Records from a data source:
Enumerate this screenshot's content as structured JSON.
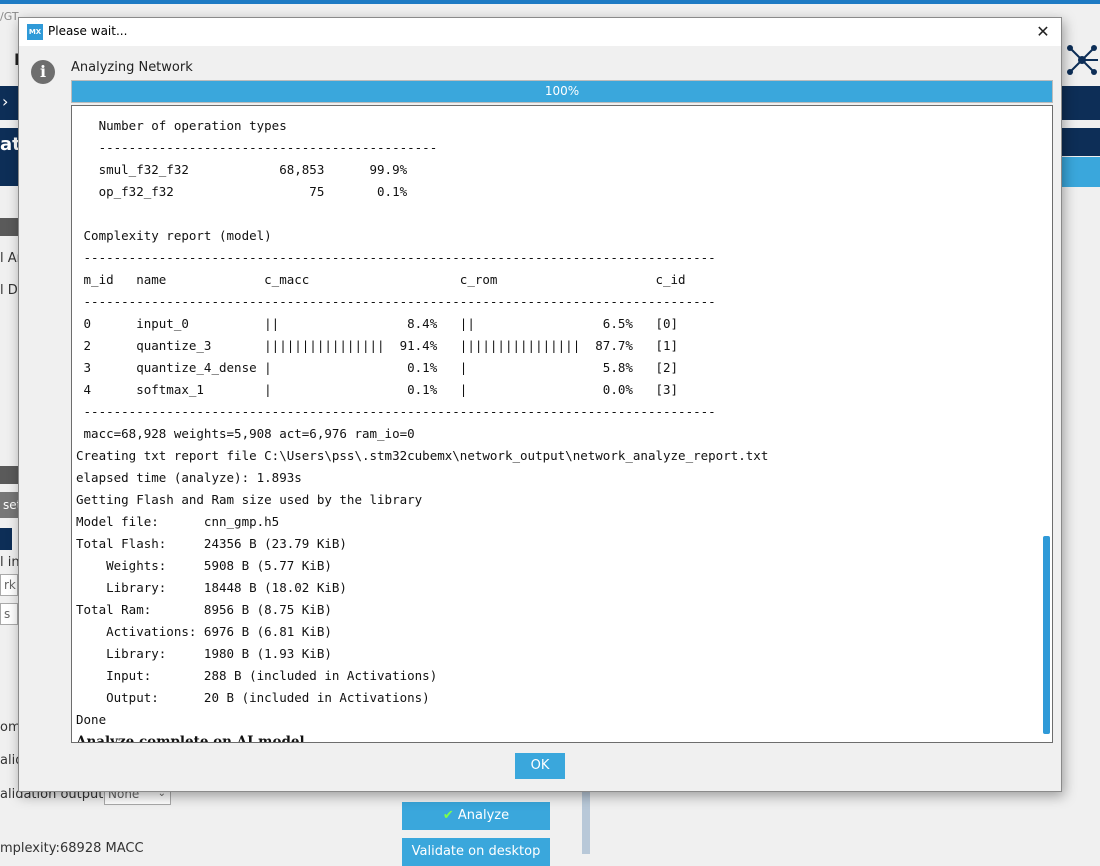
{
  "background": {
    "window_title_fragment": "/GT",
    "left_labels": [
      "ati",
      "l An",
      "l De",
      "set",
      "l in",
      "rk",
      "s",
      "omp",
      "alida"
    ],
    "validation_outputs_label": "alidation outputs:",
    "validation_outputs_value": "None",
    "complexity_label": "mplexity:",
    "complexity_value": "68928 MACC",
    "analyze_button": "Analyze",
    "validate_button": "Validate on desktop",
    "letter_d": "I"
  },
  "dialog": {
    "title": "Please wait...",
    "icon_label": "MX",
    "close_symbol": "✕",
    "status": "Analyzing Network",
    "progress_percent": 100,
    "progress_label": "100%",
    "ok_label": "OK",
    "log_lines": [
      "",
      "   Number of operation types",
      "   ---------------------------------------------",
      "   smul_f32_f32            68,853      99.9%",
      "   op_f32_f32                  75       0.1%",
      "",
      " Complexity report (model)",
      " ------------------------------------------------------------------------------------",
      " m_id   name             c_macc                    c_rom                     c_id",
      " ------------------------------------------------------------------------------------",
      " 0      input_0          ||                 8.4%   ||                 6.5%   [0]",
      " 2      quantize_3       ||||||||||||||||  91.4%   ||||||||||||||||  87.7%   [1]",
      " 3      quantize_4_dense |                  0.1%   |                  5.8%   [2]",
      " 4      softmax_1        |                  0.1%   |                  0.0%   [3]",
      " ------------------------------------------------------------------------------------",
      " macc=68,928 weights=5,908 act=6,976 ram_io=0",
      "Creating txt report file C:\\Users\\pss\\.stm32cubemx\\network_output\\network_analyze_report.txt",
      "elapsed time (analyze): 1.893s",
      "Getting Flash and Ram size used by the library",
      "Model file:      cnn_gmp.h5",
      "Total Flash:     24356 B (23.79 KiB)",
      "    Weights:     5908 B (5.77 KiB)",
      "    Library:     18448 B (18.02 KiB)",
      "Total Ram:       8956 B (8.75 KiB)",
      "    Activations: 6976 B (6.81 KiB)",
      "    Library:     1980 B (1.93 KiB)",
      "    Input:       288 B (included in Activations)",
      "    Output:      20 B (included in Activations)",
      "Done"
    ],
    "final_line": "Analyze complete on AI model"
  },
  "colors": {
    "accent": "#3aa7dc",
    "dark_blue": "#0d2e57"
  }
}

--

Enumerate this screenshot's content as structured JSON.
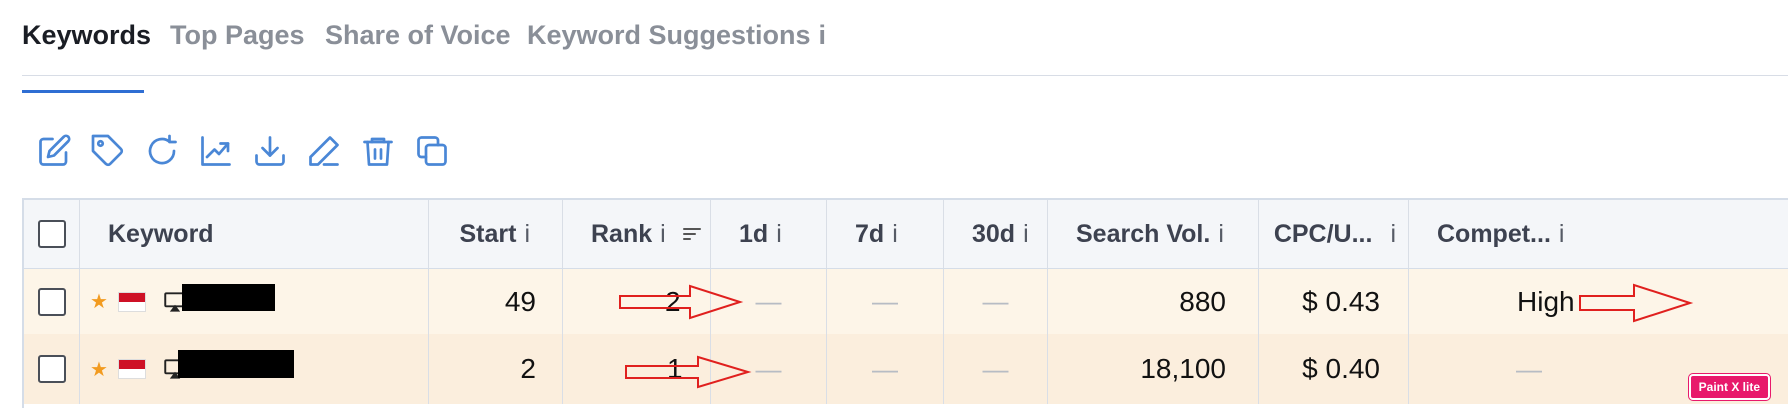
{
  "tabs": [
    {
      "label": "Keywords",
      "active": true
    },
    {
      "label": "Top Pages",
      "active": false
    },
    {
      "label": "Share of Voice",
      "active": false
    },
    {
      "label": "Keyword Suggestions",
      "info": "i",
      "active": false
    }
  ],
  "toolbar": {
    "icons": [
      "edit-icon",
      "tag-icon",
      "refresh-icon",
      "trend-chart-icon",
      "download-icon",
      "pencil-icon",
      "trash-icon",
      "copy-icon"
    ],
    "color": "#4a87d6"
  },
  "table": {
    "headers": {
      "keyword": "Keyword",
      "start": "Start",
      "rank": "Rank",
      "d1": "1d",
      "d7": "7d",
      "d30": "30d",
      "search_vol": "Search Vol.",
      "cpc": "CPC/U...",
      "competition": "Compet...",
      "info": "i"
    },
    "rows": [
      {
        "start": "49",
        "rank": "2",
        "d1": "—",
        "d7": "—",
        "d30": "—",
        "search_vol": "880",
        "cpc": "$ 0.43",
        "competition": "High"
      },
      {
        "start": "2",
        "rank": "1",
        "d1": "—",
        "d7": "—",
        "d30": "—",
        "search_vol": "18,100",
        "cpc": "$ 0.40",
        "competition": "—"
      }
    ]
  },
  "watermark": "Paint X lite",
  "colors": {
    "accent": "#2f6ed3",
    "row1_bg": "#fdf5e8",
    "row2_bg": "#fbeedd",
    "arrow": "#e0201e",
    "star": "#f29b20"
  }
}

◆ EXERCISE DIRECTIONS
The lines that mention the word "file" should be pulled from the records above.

◆ EXERCISE SOLUTION
      "Creating txt report file C:\\Users\\pss\\.stm32cubemx\\network_output\\network_analyze_report.txt",
      "Model file:      cnn_gmp.h5",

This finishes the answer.